Like bronze bells being hit with a soft mallet, my alarm rang me to consciousness. 5:30 am. Rolling over, I was pleasantly surprised to find the sun already streaming through my blinds. It was bound to be a good day. I drove to the lab in leggings and a fleece, then pulled on rain pants and thick socks at my desk. Hair up. Boots on. Show time. Healthy sea stars, Pisaster ochraceus The morning's mission was a survey of Pisaster ochraceus , the ochre sea star, to assess the extent and severity of sea star wasting syndrome in Coos Bay. Not familiar with sea star wasting? It's a terrible disease, whereby sea stars suffer lesions, deteriorate, lose their arms, and disintegrate into a pile of goo. In the past few years, it's run rampant along the North American west coast. Check it out in more detail  here  and here . A wasting sea star. In the words of my high school biology teacher, the immortal Lee James Koski, "That's a bad day in the hood." The sad

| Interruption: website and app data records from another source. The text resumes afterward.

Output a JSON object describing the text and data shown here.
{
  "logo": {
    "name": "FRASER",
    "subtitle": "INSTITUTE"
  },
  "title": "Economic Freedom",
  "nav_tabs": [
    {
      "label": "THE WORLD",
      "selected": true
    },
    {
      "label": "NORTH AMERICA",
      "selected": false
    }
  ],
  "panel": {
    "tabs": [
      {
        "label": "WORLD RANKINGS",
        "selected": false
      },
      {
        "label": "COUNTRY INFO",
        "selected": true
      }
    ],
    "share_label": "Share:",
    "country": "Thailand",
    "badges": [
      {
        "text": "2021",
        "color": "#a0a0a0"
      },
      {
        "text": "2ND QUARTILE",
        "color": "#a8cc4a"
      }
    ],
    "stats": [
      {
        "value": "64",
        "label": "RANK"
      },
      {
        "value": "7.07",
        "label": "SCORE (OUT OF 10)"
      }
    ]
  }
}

In the Coos: Part 2

Now for part 2 of my Oregon-y weekend! Just one Oregon-esque experience would not constitute a weekend of Oregon-ness, my friends; nay, two are required! And ah, what different experiences they were. Saturday evening, I sped home from the lab, changed my clothes, and headed out to the Seven Devils Brewery, just a few blocks from my house. Seven Devils is owned by an OIMB alumna, and it's become the officially unofficial hang-out for Coos Bay's young, educated faction. I got dinner with two friends, one of whom I hadn't seen in a shamefully long time, and then walked with them to the evening's main event. What is this main event, you ask? For what purpose had I broken speed limits, broken bread, and donned an extra-special outfit? Ah, dear friends, it was none other than a community contra dance! (What the heck is a contra dance?) Swing your neighbor! Photo by Laurel Hiebert. Well, I'm glad you asked! Contra dancing is the grandfather of square dancing, a

In the Coos

Is it possible for one weekend in Oregon to be more Oregon-y than another? Because if it is, I'm pretty sure I just had the most Oregon weekend known to man. OIMBers quietly meditating. It started at the lab. Each year, OIMB grad students have the opportunity to plan a weekend workshop or short course on a topic we find interesting, and this year, we invited UO administrator and professor Lisa Freinkel to lead us in a workshop on Mindfulness-Based Stress Reduction. I had zero experience with mindfulness practice prior to the workshop, so it was a learning experience for me. We did a lot of meditating. We practiced focusing on our breath or the sound of the waves outside to clear our minds. We laid on the floor and mentally scanned our bodies for any points of pain or tension. We ate breakfast together in silence. Though mindfulness has strong ties to Buddhism, it started as a therapeutic technique in hospitals and doesn't necessitate a Buddhist practice. One of the exer

The view out my window

"Sometimes you just have to take your hand off the throttle (hand, not foot - this is a plane, cars are boring), and just enjoy the view out the window. Just enjoy the view, because if you keep pushing too hard, one day you will look up and realize it was all just a blur." - Andrew Sweetman Cape Arago's north cove, just outside Charleston, Oregon Sea lions at Cape Arago's north cove Simpson Reef, just outside Charleston, Oregon The rugged Oregon coast